I am about to publish an extremely large post, so use this Open Thread for non-related commentary.
I have watched more movies these past two weeks than in the entire year before combined. Friday before last, I went to the premiere of Кино как Молитва (Cinema Prayer), which was directed by Tarkovsky Junior. I like the original Tarkovsky’s films, but I am not enough of a fan to find a 2 hour bio very interesting. So 2/5. That said, I was struck by just how deeply spiritual Tarkovsky was, which was well beyond even what he hinted at in his films. I am still surprised the USSR allowed Stalker to be screened. I then watched Once Upon a Time in Hollywood the following day. It’s an obvious love letter to Tarantino’s youth and social milieu; which doesn’t interest me, but as master of dialog, still very watchable. So 3/5. I concur with other people’s observation, which incidentally both Steve Sailer and Egor Kholmogorov have made, that Tarantino might be becoming a bit of a reactionary in old age.

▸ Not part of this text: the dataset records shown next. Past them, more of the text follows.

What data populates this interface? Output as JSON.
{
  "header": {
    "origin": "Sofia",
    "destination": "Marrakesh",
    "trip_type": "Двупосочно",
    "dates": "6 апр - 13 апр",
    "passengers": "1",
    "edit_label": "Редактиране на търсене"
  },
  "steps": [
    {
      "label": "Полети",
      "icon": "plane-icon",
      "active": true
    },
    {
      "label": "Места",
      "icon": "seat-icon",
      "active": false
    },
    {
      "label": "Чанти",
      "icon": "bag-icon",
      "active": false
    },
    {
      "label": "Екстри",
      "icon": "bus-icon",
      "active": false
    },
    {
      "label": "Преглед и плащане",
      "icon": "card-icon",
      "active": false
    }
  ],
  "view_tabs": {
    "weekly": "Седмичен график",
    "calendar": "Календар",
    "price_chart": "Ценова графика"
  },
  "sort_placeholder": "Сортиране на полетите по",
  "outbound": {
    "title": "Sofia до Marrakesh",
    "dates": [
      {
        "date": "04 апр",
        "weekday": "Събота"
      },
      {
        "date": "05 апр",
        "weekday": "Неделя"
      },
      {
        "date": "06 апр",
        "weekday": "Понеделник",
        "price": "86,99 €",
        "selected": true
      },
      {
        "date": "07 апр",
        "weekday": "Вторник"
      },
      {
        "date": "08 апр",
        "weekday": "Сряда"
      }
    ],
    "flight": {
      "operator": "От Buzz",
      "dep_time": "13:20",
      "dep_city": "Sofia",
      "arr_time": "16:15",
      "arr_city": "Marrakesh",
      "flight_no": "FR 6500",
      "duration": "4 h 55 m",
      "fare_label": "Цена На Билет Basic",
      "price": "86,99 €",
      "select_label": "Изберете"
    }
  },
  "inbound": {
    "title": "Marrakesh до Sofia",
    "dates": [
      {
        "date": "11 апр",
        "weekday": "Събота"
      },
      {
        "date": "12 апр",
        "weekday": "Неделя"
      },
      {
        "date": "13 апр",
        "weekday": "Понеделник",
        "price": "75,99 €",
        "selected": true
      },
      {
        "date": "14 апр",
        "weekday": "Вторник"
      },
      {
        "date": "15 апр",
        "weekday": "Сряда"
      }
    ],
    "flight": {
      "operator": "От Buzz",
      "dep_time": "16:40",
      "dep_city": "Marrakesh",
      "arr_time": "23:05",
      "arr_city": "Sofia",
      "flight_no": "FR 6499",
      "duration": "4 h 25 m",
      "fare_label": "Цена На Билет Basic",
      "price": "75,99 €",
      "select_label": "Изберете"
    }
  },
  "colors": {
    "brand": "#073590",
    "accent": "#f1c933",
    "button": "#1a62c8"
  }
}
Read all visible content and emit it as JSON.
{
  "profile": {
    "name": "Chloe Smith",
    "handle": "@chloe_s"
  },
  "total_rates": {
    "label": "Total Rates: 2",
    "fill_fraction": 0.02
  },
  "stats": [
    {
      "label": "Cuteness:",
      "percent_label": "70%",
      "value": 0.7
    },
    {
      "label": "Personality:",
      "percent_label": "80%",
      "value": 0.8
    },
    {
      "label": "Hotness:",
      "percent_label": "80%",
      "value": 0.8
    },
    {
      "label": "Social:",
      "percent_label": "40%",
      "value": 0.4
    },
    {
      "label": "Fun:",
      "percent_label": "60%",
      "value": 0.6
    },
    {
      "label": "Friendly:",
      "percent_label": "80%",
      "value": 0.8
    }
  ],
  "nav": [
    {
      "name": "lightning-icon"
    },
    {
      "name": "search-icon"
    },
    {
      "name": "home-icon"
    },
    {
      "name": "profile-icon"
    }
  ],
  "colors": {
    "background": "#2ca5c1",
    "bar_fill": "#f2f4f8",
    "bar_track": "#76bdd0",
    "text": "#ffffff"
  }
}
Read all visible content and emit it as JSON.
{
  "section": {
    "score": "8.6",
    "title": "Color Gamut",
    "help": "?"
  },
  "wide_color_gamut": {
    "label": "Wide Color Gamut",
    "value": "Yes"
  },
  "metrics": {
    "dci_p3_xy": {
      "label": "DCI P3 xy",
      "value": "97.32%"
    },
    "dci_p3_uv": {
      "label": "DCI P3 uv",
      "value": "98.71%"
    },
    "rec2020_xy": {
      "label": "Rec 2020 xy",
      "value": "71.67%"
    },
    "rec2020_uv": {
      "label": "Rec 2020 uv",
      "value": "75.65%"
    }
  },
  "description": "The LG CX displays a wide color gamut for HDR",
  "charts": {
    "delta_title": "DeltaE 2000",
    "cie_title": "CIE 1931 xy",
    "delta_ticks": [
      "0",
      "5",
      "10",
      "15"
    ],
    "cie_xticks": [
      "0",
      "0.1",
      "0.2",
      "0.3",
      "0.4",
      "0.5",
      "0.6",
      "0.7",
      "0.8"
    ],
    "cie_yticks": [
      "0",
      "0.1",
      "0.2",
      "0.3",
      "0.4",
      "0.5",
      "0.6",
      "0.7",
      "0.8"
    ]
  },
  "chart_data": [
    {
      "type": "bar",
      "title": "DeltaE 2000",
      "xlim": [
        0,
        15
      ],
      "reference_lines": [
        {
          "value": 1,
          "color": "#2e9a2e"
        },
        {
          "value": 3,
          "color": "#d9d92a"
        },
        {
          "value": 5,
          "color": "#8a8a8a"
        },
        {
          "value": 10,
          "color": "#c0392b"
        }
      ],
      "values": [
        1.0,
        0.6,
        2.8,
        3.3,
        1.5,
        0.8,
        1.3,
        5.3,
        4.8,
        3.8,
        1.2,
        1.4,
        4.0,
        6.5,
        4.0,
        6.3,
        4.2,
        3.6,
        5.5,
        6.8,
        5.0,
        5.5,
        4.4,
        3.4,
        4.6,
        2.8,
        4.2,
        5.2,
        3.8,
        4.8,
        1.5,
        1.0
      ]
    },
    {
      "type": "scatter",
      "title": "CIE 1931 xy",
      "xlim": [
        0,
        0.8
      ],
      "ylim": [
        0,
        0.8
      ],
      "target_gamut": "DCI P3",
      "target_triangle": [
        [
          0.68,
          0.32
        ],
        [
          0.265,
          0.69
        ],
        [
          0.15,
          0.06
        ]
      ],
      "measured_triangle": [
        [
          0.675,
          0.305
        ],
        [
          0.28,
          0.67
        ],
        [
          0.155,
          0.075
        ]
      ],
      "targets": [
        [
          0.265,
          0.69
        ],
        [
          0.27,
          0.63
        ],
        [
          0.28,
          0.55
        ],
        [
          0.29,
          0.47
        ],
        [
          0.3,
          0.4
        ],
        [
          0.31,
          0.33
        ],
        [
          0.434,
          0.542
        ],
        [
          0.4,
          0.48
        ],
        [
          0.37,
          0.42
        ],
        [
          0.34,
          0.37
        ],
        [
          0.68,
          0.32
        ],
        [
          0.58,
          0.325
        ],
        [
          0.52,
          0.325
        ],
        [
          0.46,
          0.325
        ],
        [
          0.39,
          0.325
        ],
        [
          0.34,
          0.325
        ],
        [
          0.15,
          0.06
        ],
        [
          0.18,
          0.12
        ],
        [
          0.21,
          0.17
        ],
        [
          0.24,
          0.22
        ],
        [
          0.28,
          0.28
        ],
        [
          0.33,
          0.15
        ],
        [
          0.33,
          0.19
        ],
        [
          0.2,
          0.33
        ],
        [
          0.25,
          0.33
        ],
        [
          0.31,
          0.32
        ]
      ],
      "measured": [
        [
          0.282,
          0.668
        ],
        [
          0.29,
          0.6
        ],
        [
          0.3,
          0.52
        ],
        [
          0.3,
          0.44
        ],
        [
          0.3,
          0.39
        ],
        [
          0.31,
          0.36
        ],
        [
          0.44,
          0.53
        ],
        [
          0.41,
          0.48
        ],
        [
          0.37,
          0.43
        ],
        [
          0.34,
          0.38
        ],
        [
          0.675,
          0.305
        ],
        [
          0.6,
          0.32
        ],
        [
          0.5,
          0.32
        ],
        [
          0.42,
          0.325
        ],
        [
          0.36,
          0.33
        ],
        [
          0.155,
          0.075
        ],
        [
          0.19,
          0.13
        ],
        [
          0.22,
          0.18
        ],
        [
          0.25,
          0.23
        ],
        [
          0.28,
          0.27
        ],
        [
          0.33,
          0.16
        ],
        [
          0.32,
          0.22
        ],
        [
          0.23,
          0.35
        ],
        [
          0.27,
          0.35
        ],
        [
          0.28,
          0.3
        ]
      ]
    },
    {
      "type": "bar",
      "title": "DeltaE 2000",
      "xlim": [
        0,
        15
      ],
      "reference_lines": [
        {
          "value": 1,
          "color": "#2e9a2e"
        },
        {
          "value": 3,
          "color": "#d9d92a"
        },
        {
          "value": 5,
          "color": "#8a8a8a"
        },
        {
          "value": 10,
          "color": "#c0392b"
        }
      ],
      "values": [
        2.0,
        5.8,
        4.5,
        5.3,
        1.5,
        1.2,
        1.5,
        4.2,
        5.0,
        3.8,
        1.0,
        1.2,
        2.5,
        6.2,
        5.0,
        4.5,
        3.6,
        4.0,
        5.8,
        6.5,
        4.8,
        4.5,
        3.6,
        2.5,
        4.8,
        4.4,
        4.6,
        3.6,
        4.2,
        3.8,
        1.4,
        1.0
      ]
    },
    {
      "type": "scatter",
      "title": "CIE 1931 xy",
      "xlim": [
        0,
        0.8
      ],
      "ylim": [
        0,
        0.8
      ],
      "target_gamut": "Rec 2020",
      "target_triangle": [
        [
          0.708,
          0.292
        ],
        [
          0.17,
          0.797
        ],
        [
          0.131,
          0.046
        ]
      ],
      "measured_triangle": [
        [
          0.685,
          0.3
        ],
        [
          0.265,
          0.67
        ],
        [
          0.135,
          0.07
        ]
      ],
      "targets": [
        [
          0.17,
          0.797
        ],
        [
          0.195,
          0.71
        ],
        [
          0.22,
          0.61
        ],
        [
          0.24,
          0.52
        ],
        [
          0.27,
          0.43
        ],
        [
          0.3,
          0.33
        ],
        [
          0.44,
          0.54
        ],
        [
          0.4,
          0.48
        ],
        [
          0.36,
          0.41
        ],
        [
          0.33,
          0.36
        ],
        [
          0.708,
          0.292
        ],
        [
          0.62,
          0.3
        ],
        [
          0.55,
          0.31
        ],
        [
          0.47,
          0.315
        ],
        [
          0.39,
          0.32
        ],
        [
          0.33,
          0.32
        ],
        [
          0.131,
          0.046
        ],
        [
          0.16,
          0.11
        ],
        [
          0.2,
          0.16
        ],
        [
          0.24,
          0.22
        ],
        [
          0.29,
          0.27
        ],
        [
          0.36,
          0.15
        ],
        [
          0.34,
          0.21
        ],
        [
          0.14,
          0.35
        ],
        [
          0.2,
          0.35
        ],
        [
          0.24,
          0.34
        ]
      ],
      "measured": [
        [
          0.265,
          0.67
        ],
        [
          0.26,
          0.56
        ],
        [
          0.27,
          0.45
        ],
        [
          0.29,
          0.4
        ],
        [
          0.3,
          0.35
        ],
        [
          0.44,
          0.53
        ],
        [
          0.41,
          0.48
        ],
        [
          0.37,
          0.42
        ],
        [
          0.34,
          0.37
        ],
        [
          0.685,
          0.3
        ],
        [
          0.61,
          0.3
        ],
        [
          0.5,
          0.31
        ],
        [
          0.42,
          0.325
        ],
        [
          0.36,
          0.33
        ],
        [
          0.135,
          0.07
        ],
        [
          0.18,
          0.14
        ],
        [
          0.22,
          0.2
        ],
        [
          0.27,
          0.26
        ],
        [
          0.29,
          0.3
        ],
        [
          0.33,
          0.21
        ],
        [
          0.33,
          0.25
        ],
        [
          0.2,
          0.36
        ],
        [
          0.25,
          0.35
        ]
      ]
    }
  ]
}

I was doing some spring cleaning on my many hundreds of bookmarks in Google Maps, removing less interesting pins from places that I’m unlikely to live in again (e.g. California). Irrational as it is, I was sad to see the closure of old haunts. One of my favorite (caffeine) watering holes in Berkeley – the Caffe Mediterraneum – closed down, apparently quite a while ago. They claim to have invented cafe latte (perhaps appropriately, I see it has been replaced by a cannabis dispensary). Spasso Cafe and Octopus Literary Salon – nodes of futurist discussions in the East Bay – also shut down. Mission Heirloom, a paleo/keto place that did Bulletproof Coffee, gone. Mandarin Garden (second best Chinese Berkeley restaurant after Great China) – gone. Biryani House. Thalassa, where you could play pool with cheap booze (though TBF I think it closed down shortly before I left anyway). And of course a whole bunch of cafes. Still, a good majority of the best places survive.